▸ **PROBLEM TO WORK ON**
Word for word, repeat each of the records below.

▸ **GIVEN ENTRIES**
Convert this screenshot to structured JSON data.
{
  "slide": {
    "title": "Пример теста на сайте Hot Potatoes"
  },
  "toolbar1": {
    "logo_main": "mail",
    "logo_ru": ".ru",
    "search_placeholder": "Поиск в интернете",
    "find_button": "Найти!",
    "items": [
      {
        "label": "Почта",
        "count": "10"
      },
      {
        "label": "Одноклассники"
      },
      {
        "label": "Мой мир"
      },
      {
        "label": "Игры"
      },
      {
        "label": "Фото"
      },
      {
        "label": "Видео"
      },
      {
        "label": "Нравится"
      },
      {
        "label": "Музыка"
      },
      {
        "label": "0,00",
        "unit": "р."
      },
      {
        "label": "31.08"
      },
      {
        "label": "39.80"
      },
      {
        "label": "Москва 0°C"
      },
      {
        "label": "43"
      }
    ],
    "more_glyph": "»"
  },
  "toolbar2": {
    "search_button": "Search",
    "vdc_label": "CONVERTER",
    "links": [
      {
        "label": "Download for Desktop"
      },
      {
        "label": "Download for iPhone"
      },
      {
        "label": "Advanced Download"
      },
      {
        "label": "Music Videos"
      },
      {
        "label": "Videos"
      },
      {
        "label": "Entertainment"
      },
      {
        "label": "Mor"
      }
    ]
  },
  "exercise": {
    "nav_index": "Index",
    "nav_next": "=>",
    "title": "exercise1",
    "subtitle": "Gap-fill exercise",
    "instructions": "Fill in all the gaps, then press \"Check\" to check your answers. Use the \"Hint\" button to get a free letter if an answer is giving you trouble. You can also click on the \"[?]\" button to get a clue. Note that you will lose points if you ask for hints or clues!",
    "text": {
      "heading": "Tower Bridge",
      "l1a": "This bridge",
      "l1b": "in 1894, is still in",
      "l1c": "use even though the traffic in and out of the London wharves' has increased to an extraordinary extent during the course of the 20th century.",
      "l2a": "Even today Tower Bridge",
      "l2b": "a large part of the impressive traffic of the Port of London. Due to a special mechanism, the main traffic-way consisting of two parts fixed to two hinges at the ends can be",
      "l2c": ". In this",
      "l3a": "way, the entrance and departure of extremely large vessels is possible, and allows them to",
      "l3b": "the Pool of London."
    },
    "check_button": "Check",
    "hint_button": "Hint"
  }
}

▸ **RESPONSE BELOW**
Convert this screenshot to structured JSON data.
{
  "slide": {
    "title": "Пример теста на сайте Hot Potatoes"
  },
  "toolbar1": {
    "logo_main": "mail",
    "logo_ru": ".ru",
    "search_placeholder": "Поиск в интернете",
    "find_button": "Найти!",
    "items": [
      {
        "label": "Почта",
        "count": "10"
      },
      {
        "label": "Одноклассники"
      },
      {
        "label": "Мой мир"
      },
      {
        "label": "Игры"
      },
      {
        "label": "Фото"
      },
      {
        "label": "Видео"
      },
      {
        "label": "Нравится"
      },
      {
        "label": "Музыка"
      },
      {
        "label": "0,00",
        "unit": "р."
      },
      {
        "label": "31.08"
      },
      {
        "label": "39.80"
      },
      {
        "label": "Москва 0°C"
      },
      {
        "label": "43"
      }
    ],
    "more_glyph": "»"
  },
  "toolbar2": {
    "search_button": "Search",
    "vdc_label": "CONVERTER",
    "links": [
      {
        "label": "Download for Desktop"
      },
      {
        "label": "Download for iPhone"
      },
      {
        "label": "Advanced Download"
      },
      {
        "label": "Music Videos"
      },
      {
        "label": "Videos"
      },
      {
        "label": "Entertainment"
      },
      {
        "label": "Mor"
      }
    ]
  },
  "exercise": {
    "nav_index": "Index",
    "nav_next": "=>",
    "title": "exercise1",
    "subtitle": "Gap-fill exercise",
    "instructions": "Fill in all the gaps, then press \"Check\" to check your answers. Use the \"Hint\" button to get a free letter if an answer is giving you trouble. You can also click on the \"[?]\" button to get a clue. Note that you will lose points if you ask for hints or clues!",
    "text": {
      "heading": "Tower Bridge",
      "l1a": "This bridge",
      "l1b": "in 1894, is still in",
      "l1c": "use even though the traffic in and out of the London wharves' has increased to an extraordinary extent during the course of the 20th century.",
      "l2a": "Even today Tower Bridge",
      "l2b": "a large part of the impressive traffic of the Port of London. Due to a special mechanism, the main traffic-way consisting of two parts fixed to two hinges at the ends can be",
      "l2c": ". In this",
      "l3a": "way, the entrance and departure of extremely large vessels is possible, and allows them to",
      "l3b": "the Pool of London."
    },
    "check_button": "Check",
    "hint_button": "Hint"
  }
}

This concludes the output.